Read more details on-line or download lpsk31's manual.
Download source package of lpsk31
xpsk31 is a GTK+ graphical version of lpsk31, using the same basic signal decoding and encoding engine but controlled by the user via the GUI. In addition it has a FFT-derived "waterfall" display of the incoming signal and a "magniphase" display that shows the magnitude, phase and frequency error of the psk31 signal. It has similar QSO logging facilities and CAT control, for the FT847 and FT857 transceivers, which can be used to tune the transceiver to the appropriate carrier frequency by clicking on a signal trace.
Read more details on-line or download xpsk31's manual.
Download source package of xpsk31
This a screen capture of xpsk31's window while receiving a CQ
call. The longer line in the Magniphase window indicates the
receiver tuning error and the smaller one the phase of the PSK31
xfhell is a GTK+ application for the "fuzzy" digital communication mode known as Hellschreiber. xfhell has several different built-in fonts in Adobe BDF format, including a font set for Greek, and a special "short" font set that is 12 pixels high instead of the standard 14 of the original Hell fonts. Using this font set would make xfhell incompatible with other Hellschreiber programs, but the short fonts speed up operation and avoid wasted bandwidth, inherent in the original Hellschreiber design (an unavoidable problem of the original mechanical implementation of the mode). xfhell also has selectable lower baud rate operation (down to 7.6 Bd), which again make it incompatible with other Hellschreiber programs, but the lower speeds (especially combined with the 12-pixel fonts) would make this mode even more efficient and effective.
Another distinguishing characteristic of xfhell is its ability to compensate for slight differences in the clock frequency of sound cards, which produce the characteristic skew of decoded text, requiring double-row printing in order to make it legible. Hence xfhell prints received text on a single row, continuously compensating for clock skew and propagation path effects. This feature works well when capital letters are in use so that with lower-case letters, the printed text tends to wonder up-down in the screen - please avoid lower case letters, they are hard to read anyway!

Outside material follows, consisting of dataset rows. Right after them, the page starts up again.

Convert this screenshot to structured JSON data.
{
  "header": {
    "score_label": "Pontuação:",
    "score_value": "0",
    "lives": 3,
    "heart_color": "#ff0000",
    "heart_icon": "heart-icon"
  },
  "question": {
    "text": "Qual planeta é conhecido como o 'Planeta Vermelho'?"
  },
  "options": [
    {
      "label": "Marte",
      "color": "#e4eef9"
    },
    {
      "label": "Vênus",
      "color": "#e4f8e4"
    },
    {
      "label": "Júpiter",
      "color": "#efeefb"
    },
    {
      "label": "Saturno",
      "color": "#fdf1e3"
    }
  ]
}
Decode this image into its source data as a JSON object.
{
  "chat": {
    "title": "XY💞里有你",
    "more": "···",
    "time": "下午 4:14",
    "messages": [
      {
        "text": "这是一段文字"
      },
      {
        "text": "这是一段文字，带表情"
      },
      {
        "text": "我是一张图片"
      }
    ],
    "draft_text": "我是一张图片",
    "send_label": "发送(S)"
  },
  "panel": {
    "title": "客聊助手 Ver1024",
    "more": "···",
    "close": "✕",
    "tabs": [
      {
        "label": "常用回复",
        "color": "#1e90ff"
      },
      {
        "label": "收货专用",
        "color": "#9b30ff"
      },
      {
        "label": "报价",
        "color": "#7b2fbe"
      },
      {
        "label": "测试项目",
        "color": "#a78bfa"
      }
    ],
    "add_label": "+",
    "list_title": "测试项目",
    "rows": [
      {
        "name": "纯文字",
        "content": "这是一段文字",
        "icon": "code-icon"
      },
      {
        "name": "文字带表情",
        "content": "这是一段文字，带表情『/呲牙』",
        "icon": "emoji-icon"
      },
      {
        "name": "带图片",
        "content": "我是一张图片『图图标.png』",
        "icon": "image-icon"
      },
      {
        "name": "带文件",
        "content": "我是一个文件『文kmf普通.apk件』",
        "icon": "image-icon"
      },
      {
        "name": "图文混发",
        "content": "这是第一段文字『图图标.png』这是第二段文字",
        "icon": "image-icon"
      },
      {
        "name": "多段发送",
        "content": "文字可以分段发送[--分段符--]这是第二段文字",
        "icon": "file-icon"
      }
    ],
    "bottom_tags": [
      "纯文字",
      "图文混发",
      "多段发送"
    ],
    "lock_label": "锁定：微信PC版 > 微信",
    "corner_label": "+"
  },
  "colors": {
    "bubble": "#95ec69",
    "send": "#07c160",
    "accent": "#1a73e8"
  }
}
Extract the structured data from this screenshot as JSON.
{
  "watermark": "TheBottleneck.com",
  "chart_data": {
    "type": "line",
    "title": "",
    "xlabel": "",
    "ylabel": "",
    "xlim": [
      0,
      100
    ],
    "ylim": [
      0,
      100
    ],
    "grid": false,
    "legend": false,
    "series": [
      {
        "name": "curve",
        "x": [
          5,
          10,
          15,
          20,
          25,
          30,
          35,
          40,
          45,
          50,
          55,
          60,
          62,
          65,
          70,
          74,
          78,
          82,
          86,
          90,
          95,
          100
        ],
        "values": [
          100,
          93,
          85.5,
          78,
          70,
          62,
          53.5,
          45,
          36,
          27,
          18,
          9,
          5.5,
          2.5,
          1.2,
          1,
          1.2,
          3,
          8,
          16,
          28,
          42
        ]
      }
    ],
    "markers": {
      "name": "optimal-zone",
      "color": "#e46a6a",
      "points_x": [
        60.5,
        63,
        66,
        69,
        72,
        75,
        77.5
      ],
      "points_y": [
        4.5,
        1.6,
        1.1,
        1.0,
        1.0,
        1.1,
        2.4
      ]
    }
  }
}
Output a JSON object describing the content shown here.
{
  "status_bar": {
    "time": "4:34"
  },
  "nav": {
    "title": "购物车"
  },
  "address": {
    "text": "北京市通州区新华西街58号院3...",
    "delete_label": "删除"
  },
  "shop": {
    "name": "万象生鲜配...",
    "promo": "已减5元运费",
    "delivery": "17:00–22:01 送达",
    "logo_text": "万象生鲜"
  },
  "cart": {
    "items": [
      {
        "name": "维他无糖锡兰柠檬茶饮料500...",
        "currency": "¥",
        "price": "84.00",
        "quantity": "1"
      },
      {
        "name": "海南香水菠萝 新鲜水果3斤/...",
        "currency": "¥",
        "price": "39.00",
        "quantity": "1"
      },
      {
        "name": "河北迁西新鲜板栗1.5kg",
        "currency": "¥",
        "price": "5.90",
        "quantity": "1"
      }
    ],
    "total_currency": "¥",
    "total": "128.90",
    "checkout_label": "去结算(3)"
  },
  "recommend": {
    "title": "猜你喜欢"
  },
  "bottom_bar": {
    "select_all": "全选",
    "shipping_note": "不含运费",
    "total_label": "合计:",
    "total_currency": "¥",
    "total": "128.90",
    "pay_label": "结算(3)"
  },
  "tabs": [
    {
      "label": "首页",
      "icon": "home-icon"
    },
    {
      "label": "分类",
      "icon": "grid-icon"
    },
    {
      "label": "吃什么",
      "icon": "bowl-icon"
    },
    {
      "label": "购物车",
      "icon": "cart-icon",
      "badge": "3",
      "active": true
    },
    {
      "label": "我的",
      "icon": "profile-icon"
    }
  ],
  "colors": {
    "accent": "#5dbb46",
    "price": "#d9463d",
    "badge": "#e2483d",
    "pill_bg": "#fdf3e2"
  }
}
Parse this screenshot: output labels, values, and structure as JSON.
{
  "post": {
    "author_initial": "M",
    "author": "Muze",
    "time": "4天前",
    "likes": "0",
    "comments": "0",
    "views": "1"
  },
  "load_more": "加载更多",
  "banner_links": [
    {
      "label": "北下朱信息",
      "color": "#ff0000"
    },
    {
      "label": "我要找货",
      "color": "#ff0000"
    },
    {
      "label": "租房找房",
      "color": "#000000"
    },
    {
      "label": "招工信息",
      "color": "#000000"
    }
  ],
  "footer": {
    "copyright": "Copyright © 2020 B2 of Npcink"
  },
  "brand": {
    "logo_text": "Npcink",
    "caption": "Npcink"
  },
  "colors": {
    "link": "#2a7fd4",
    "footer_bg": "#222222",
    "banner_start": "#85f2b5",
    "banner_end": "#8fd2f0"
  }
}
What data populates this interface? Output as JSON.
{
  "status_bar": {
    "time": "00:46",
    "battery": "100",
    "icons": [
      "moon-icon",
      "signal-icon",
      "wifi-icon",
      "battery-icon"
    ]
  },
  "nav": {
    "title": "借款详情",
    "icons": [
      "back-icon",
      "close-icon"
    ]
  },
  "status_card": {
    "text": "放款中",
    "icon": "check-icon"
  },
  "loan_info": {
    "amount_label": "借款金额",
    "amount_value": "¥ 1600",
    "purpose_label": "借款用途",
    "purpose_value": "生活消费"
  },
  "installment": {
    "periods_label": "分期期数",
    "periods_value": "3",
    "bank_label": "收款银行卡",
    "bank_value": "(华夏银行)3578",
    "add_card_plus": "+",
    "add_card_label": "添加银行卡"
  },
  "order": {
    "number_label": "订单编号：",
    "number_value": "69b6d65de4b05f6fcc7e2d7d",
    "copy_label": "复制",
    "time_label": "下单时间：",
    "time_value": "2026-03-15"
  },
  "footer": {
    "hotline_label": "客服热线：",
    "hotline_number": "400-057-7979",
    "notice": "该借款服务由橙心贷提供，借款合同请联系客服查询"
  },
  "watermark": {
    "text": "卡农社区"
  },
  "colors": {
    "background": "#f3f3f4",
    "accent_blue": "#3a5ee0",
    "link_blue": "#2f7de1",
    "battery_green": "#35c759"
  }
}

xfhell has built-in CAT control for the FT847 and FT857 transceivers and a QSO logging facility similar to xpsk31. It also has a FFT-derived waterfall display of the incoming signal, with the ability to detect maximum signal level and tune the transceiver, via CAT, to the appropriate carrier frequency by clicking near the signal trace.
Read more details on-line or download xfhell's manual.
Download source package of xfhell
|This a screen capture of xfhell's
window during a regular QSO in weak signal conditions.
Note the effect of lower case letters and propagation path changes on the text de-skewing function.
Click on the thumbnail for the full sized image.